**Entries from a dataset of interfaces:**
........
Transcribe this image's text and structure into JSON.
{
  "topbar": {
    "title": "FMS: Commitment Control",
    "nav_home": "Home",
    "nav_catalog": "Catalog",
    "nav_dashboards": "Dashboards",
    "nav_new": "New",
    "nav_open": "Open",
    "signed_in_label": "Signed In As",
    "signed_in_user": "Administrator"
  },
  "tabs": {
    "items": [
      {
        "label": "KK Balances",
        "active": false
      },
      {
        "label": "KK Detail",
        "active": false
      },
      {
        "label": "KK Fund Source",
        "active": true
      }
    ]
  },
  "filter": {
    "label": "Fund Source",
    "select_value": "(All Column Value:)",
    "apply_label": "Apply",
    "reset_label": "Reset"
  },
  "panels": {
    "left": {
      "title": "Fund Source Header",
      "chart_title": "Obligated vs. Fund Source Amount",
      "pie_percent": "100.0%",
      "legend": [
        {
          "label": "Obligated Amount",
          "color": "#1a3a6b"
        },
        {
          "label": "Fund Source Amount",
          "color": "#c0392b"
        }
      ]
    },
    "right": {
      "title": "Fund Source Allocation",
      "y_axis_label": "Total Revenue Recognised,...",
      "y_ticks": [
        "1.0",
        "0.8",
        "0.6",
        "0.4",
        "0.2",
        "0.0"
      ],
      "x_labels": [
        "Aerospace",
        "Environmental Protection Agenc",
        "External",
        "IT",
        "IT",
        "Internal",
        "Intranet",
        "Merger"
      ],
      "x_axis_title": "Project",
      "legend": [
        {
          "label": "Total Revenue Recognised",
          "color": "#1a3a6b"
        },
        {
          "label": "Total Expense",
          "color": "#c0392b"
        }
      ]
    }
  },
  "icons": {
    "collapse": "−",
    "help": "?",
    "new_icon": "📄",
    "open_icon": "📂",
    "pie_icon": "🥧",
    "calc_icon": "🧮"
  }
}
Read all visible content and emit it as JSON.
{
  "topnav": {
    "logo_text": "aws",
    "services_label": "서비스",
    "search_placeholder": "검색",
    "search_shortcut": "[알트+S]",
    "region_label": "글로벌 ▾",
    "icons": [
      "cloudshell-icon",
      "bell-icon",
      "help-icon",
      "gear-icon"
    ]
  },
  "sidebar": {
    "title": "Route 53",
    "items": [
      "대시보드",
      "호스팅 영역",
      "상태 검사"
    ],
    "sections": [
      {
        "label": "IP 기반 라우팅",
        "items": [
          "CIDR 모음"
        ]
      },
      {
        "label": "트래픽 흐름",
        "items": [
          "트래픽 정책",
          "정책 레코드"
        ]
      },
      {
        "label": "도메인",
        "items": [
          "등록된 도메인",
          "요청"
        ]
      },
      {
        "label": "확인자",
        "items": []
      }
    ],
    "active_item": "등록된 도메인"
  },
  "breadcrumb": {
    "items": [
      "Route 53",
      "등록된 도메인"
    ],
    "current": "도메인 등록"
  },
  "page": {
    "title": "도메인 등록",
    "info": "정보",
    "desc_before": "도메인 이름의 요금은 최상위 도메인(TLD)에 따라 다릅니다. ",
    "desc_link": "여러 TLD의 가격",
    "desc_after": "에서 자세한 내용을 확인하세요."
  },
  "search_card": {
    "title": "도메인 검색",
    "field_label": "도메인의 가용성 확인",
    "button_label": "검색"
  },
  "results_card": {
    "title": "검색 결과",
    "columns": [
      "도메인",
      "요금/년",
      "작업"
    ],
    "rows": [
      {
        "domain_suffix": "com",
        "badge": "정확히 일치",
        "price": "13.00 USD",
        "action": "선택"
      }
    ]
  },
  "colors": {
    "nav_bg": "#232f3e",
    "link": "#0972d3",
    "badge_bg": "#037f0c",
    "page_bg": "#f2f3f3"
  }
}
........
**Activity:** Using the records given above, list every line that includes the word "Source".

**Answer section:**
        "label": "KK Fund Source",
    "label": "Fund Source",
      "title": "Fund Source Header",
      "chart_title": "Obligated vs. Fund Source Amount",
          "label": "Fund Source Amount",
      "title": "Fund Source Allocation",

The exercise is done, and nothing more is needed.